I took this photo on the climb to convey the confusion, pain, and dismay I was feeling. So you can imagine my elation when halfway up I spotted a support vehicle with ice water. I pulled alongside the car and immediately filled my bottle with icy cold water and then promptly poured it over my head. Then I drank a full bottle of water, filled both, and continued up the climb. 

Now let me be clear. There is NOTHING in these Horse Heaven Hills. It is desolate. It is the definition of desolate. Look up "desolate" in the dictionary and you will see a photo of Horse Heaven Hills. It was here in this barren landscape under a blazing sun that we pressed on. 

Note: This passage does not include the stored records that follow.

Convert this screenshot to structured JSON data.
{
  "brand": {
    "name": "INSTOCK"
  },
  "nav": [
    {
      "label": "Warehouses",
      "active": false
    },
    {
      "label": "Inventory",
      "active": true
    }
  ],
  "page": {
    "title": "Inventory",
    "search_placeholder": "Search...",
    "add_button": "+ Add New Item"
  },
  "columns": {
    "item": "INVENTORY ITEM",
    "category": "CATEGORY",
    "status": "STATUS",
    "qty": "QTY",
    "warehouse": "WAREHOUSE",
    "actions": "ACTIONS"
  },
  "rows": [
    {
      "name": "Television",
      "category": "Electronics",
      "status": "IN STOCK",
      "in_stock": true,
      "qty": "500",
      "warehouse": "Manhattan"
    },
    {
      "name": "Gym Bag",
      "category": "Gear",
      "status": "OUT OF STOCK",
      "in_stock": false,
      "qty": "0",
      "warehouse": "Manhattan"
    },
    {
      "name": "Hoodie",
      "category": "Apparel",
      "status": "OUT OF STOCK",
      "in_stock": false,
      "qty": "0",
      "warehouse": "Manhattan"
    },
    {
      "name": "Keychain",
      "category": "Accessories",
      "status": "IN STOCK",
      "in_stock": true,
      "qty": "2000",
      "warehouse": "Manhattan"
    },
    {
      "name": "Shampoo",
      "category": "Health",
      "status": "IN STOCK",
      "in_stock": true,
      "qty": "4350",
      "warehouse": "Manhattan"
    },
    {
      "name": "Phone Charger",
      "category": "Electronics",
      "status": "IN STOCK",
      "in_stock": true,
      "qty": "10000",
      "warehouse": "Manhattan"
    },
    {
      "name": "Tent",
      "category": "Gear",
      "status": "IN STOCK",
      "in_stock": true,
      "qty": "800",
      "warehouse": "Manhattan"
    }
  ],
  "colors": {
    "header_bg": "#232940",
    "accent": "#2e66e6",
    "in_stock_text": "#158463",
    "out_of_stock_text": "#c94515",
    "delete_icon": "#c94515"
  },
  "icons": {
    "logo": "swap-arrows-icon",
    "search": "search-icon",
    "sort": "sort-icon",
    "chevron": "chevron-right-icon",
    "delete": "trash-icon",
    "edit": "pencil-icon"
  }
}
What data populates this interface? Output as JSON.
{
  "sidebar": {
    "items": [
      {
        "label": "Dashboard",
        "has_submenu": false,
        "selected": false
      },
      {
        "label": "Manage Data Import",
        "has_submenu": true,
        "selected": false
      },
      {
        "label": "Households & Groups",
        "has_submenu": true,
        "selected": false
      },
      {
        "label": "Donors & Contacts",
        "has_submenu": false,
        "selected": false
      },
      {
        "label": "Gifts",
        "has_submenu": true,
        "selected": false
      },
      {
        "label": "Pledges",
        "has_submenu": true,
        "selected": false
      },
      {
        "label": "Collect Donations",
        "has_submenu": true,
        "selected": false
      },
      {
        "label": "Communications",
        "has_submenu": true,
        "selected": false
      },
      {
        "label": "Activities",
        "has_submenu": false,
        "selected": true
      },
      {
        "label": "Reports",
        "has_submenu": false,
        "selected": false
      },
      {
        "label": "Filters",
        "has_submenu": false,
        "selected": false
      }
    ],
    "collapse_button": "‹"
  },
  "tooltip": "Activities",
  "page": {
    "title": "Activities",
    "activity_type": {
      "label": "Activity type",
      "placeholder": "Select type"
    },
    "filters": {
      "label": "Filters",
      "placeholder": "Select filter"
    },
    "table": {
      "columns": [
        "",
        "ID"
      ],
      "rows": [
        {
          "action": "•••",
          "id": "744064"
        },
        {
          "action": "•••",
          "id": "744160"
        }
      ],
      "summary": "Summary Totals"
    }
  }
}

To add insult to injury, I noticed my front tire was losing air. My first flat of the ride. We found a shady spot next to an abandoned farm building and set to the task of changing my tire. Upon inspection, I found the culprit. GOATHEAD. Goatheads are the devil of the desert. They are tiny thorns that live along desert highway roadsides. There they lie in wait until some hapless soul cycles by. Then they POP out, onto your bike tire, and lodge themselves firmly in place. I pulled out the offending goathead, replaced the tube, reseated the tire, inflated, and we were off again. It was just a few more miles until we would see our next water station. 

There it was like a vision in the desert. Again, I experienced further elation when I realized our water station was not a mirage, but very real and very needed. I dismounted. Went straight for the water. And this time dumped TWO bottles on my overheated head. Jim and I then each downed a bag of chips, some fresh fruit, and cycling's version of crack cocaine: Rice Krispie Treats. 

We now only had five final miles to reach our last RAW camp in Bickleton, population 90. We would quadruple their population tonight. We rolled in, set up our tents, showered and relaxed before dinner. Following dinner we had our evening rider's meeting. About halfway through the meeting, the wind started picking up. And it was picking up in a hurry. 

Campers scrambled to affix tent flys, tie down their tents, stake everything extra tight, and then watched as this storm with 50-60 mph gusts blew across our camp. Some laid on top of their dismantled tents. Others sat inside their slightly dismantled tents. I was very impressed with my $99 special from REI. 

The wind blew hard and strong until 10pm when the rain finally came. I heard the wind start again around 1am followed by more rain. As my tent whipped back and forth in the forceful wind, I began to wonder two things: how much wind speed is necessary to pick up and toss a Specialized Venge Expert? And secondly at what point does the RAW team call the local sherif and get the schools unlocked so we can hide inside?!

Distance: 76.02
Time: 5:35
Avg: 13.5 mph
Max: 38.9 mph
Total Elevation Gained: 4,250 ft. 

No comments: